Jose (or Pepe, as he’s affectionately known), 78, tells me about when he met María, 82. “I used to work in a bar and that’s where I met María. She’d come in to see me and we chatted for a few months. Fifty-five years later, here we are, being evicted from the house we’ve called home ever since we got married.”
Bodegas Rojo, like any diamond in the rough, lies unbeknownst to many, tucked away on a residential street. Families and groups of teens walk by but few so much as throws a furtive glance its way.
Zoom out of Madrid on Google satellite view and red clusters begin to emerge. Between grey, gridded avenues and barren parks, see clusters of winding narrow streets with red roof tiles and tiny plazas, which were once independent towns with their own culture, economy and architecture. Today, even though they lie well within the city limits of Madrid, they remain different.

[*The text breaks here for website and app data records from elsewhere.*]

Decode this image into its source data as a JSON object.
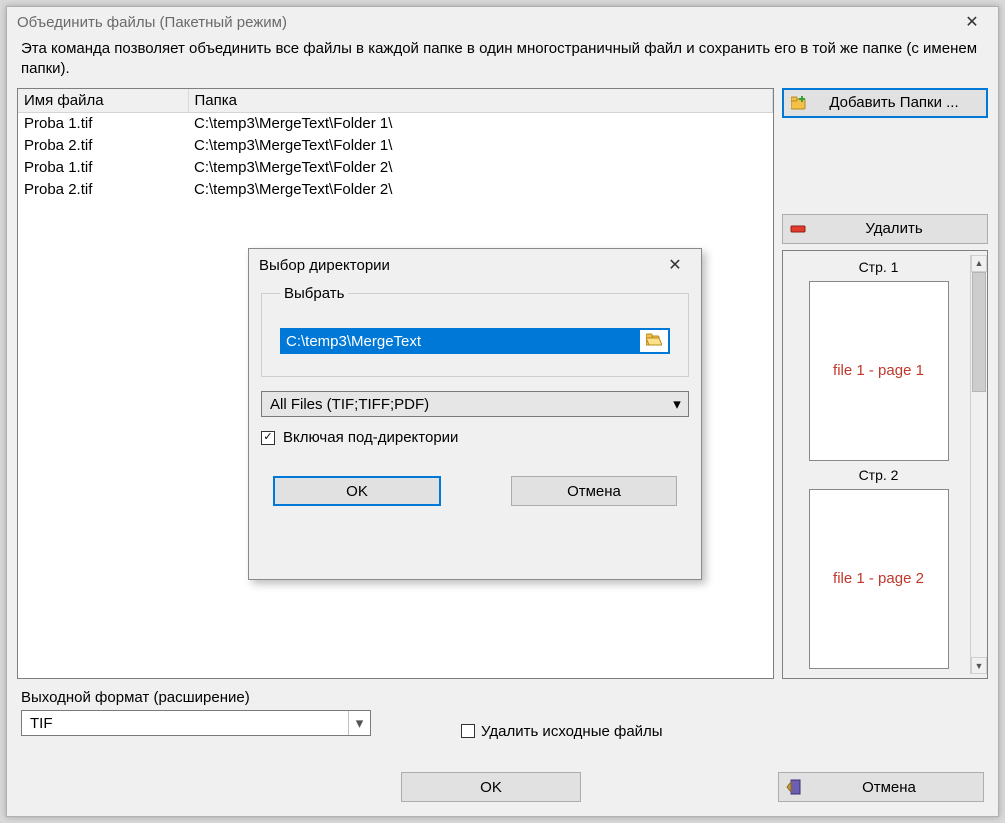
{
  "main": {
    "title": "Объединить файлы (Пакетный режим)",
    "description": "Эта команда позволяет объединить все файлы в каждой папке в один многостраничный файл и сохранить его в той же папке (с именем папки).",
    "table": {
      "headers": {
        "name": "Имя файла",
        "folder": "Папка"
      },
      "rows": [
        {
          "name": "Proba 1.tif",
          "folder": "C:\\temp3\\MergeText\\Folder 1\\"
        },
        {
          "name": "Proba 2.tif",
          "folder": "C:\\temp3\\MergeText\\Folder 1\\"
        },
        {
          "name": "Proba 1.tif",
          "folder": "C:\\temp3\\MergeText\\Folder 2\\"
        },
        {
          "name": "Proba 2.tif",
          "folder": "C:\\temp3\\MergeText\\Folder 2\\"
        }
      ]
    },
    "buttons": {
      "add_folders": "Добавить Папки ...",
      "delete": "Удалить",
      "ok": "OK",
      "cancel": "Отмена"
    },
    "preview": {
      "pages": [
        {
          "title": "Стр. 1",
          "text": "file 1 - page 1"
        },
        {
          "title": "Стр. 2",
          "text": "file 1 - page 2"
        }
      ]
    },
    "format": {
      "label": "Выходной формат (расширение)",
      "value": "TIF",
      "delete_source_label": "Удалить исходные файлы",
      "delete_source_checked": false
    }
  },
  "inner": {
    "title": "Выбор директории",
    "legend": "Выбрать",
    "path": "C:\\temp3\\MergeText",
    "filetype": "All Files (TIF;TIFF;PDF)",
    "subdirs_label": "Включая под-директории",
    "subdirs_checked": true,
    "ok": "OK",
    "cancel": "Отмена"
  }
}
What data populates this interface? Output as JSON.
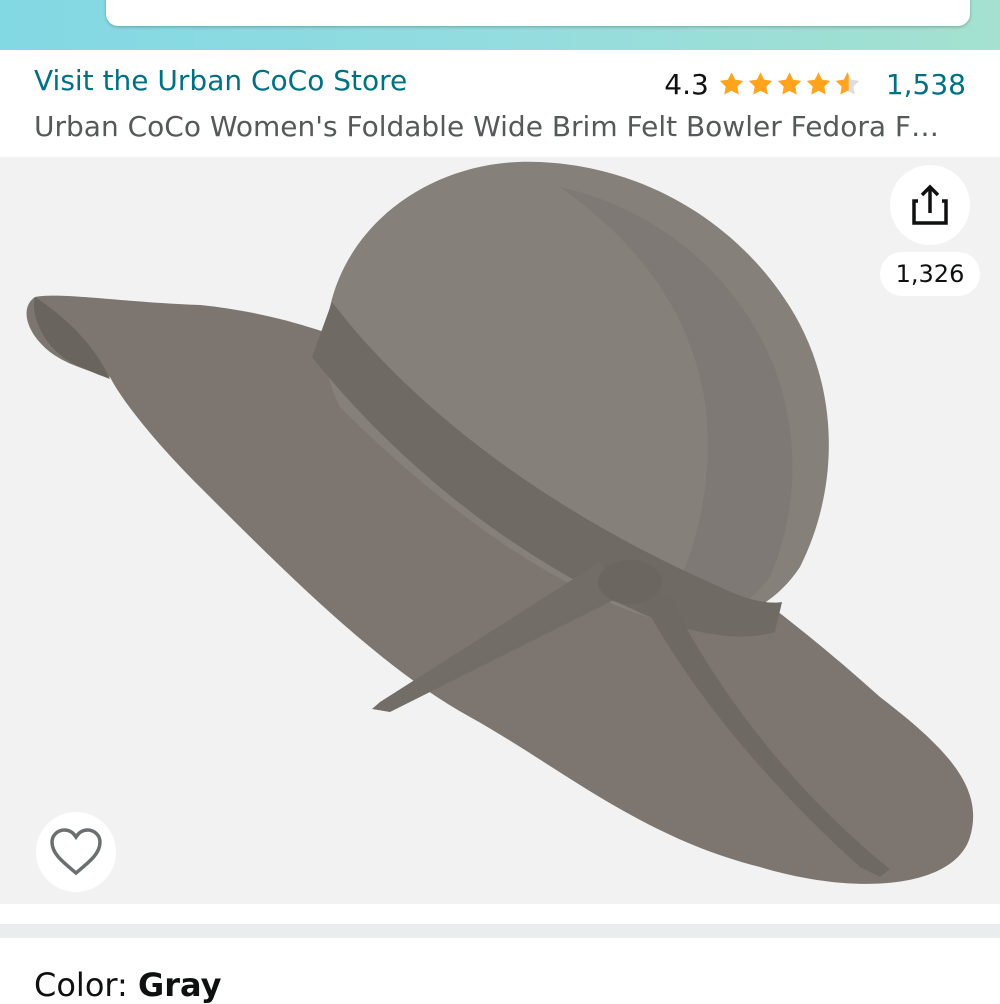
{
  "store": {
    "link": "Visit the Urban CoCo Store"
  },
  "rating": {
    "value": "4.3",
    "stars": 4.3,
    "count": "1,538"
  },
  "product": {
    "title": "Urban CoCo Women's Foldable Wide Brim Felt Bowler Fedora F…"
  },
  "image": {
    "share_count": "1,326",
    "share_icon": "share-icon",
    "favorite_icon": "heart-icon"
  },
  "selection": {
    "color_label": "Color:",
    "color_value": "Gray"
  },
  "colors": {
    "link": "#007185",
    "star": "#FFA41C",
    "header": "#93dcdf",
    "hat": "#7d7670"
  }
}
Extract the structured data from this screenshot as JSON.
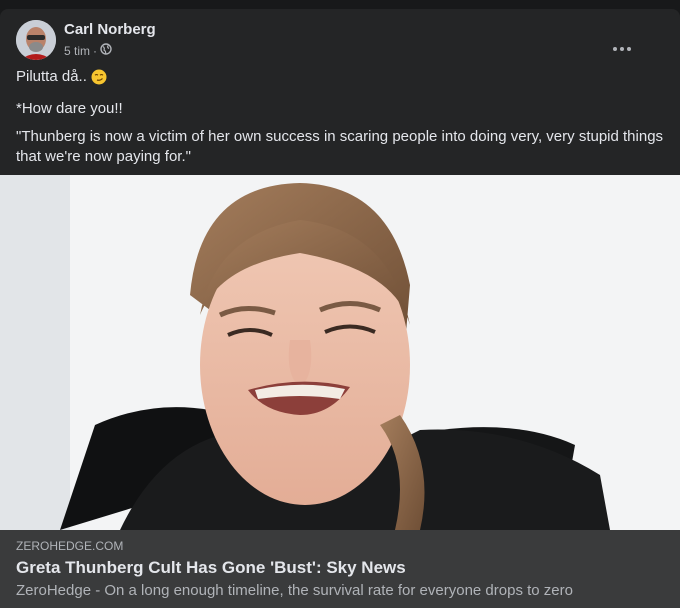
{
  "post": {
    "author": "Carl Norberg",
    "time": "5 tim",
    "separator": "·",
    "privacy_icon": "globe-icon",
    "text_lines": [
      "Pilutta då..",
      "*How dare you!!",
      "\"Thunberg is now a victim of her own success in scaring people into doing very, very stupid things that we're now paying for.\""
    ],
    "emoji": "smirk-emoji"
  },
  "link": {
    "domain": "ZEROHEDGE.COM",
    "title": "Greta Thunberg Cult Has Gone 'Bust': Sky News",
    "description": "ZeroHedge - On a long enough timeline, the survival rate for everyone drops to zero"
  },
  "colors": {
    "background": "#18191a",
    "card": "#242526",
    "link_box": "#3a3b3c",
    "primary_text": "#e4e6eb",
    "secondary_text": "#b0b3b8"
  }
}
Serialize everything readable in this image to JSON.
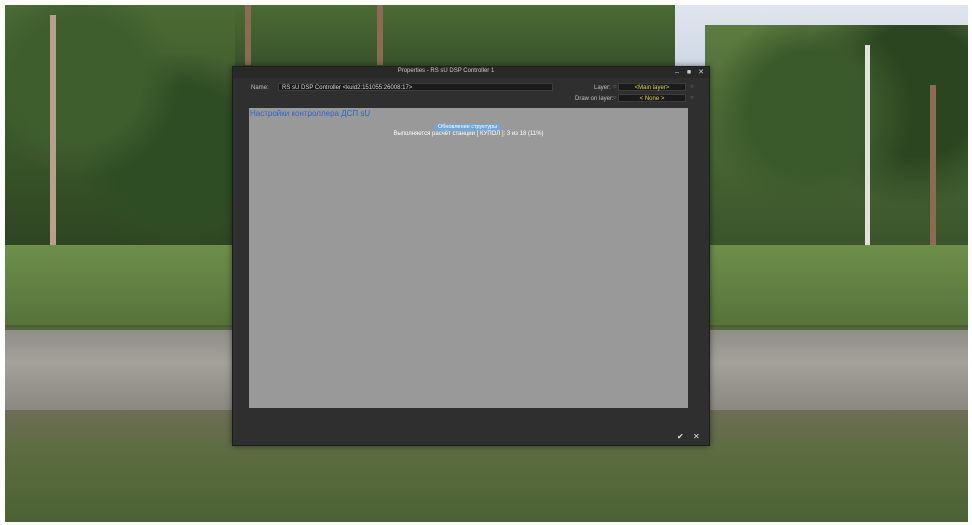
{
  "window": {
    "title": "Properties - RS sU DSP Controller 1",
    "controls": {
      "minimize": "–",
      "maximize": "■",
      "close": "✕"
    }
  },
  "fields": {
    "name_label": "Name:",
    "name_value": "RS sU DSP Controller  <kuid2:151055:26008:17>",
    "layer_label": "Layer:",
    "layer_value": "<Main layer>",
    "layer_dot": "○",
    "draw_label": "Draw on layer:",
    "draw_value": "< None >",
    "draw_dot": "○"
  },
  "panel": {
    "heading": "Настройки контроллера ДСП sU",
    "tag": "Обновление структуры",
    "progress_text": "Выполняется расчёт станции [ КУПОЛ ]: 3 из 18 (11%)"
  },
  "footer": {
    "ok": "✔",
    "cancel": "✕"
  },
  "colors": {
    "window_bg": "#2f2f2f",
    "panel_bg": "#999999",
    "heading": "#2d67c9",
    "tag_bg": "#6fa7dc",
    "field_accent": "#d7d54a"
  }
}
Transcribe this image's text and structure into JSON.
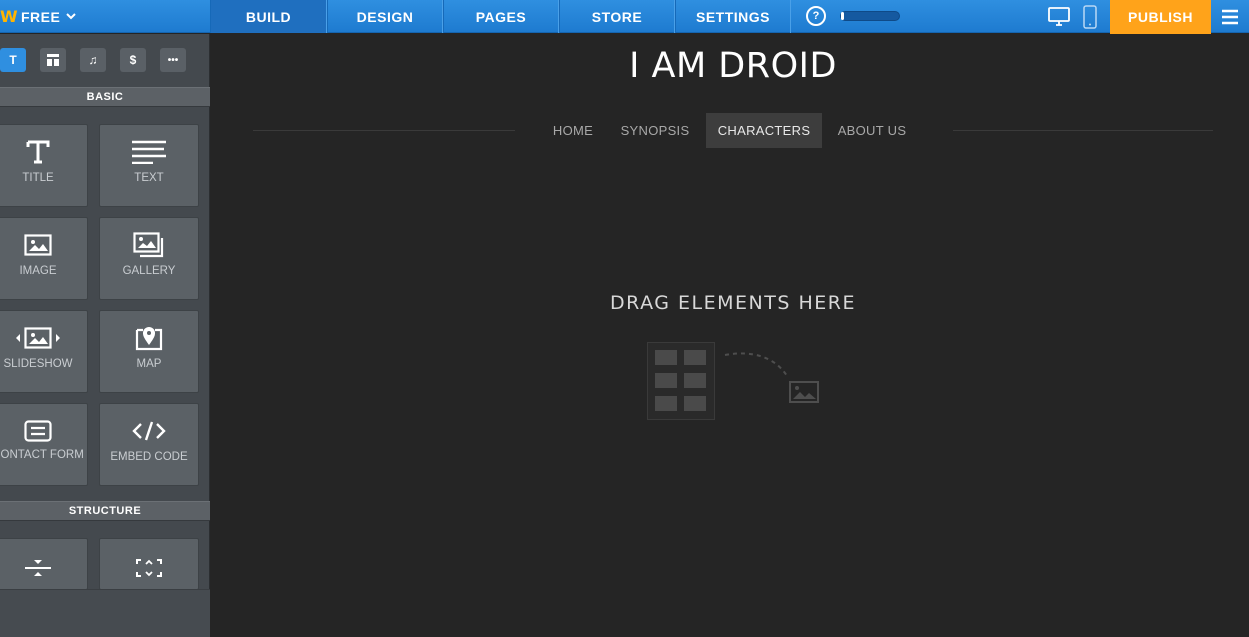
{
  "brand": {
    "logo_letter": "W",
    "plan_label": "FREE"
  },
  "nav": {
    "tabs": [
      {
        "label": "BUILD",
        "active": true
      },
      {
        "label": "DESIGN",
        "active": false
      },
      {
        "label": "PAGES",
        "active": false
      },
      {
        "label": "STORE",
        "active": false
      },
      {
        "label": "SETTINGS",
        "active": false
      }
    ],
    "help_glyph": "?",
    "progress_fraction": 0.06,
    "publish_label": "PUBLISH"
  },
  "sidebar": {
    "categories": [
      {
        "glyph": "T",
        "icon": "text-category-icon",
        "active": true
      },
      {
        "glyph": "",
        "icon": "layout-category-icon",
        "active": false
      },
      {
        "glyph": "♫",
        "icon": "music-category-icon",
        "active": false
      },
      {
        "glyph": "$",
        "icon": "store-category-icon",
        "active": false
      },
      {
        "glyph": "•••",
        "icon": "more-category-icon",
        "active": false
      }
    ],
    "basic_label": "BASIC",
    "basic_items": [
      {
        "label": "TITLE",
        "icon": "title-icon"
      },
      {
        "label": "TEXT",
        "icon": "text-icon"
      },
      {
        "label": "IMAGE",
        "icon": "image-icon"
      },
      {
        "label": "GALLERY",
        "icon": "gallery-icon"
      },
      {
        "label": "SLIDESHOW",
        "icon": "slideshow-icon"
      },
      {
        "label": "MAP",
        "icon": "map-icon"
      },
      {
        "label": "CONTACT FORM",
        "icon": "contact-form-icon"
      },
      {
        "label": "EMBED CODE",
        "icon": "embed-code-icon"
      }
    ],
    "structure_label": "STRUCTURE",
    "structure_items": [
      {
        "label": "",
        "icon": "divider-icon"
      },
      {
        "label": "",
        "icon": "spacer-icon"
      }
    ]
  },
  "site": {
    "title": "I AM DROID",
    "nav": [
      {
        "label": "HOME",
        "active": false
      },
      {
        "label": "SYNOPSIS",
        "active": false
      },
      {
        "label": "CHARACTERS",
        "active": true
      },
      {
        "label": "ABOUT US",
        "active": false
      }
    ],
    "drop_label": "DRAG ELEMENTS HERE"
  },
  "colors": {
    "topbar": "#2284d8",
    "publish": "#ffa31a",
    "sidebar": "#44494e",
    "canvas": "#252525",
    "accent": "#2f8fe0"
  }
}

La cárcel de Carabanchel, Europe’s biggest and most notorious prison until its closure in 1998, was built under General Franco’s watch. Between 1940 and 1944, every wall was raised and every metal door was fitted by the same prisoners who would eventually do their time here. None dared lay a brick loosely or leave a screw untightened – this prison was a star-shaped fortress, and nobody was escaping.
In the darkest days of Spain’s financial crisis, Catalina Lescano Álvarez and a team of unemployed women from Peru and Colombia set up a little restaurant in Madrid’s Oporto neighbourhood. Going by the name of Sabores del Mundo, it was a brave and passionate project with two key objectives: to create employment for migrant women and to provide a filling meal every day to vulnerable members of the local community.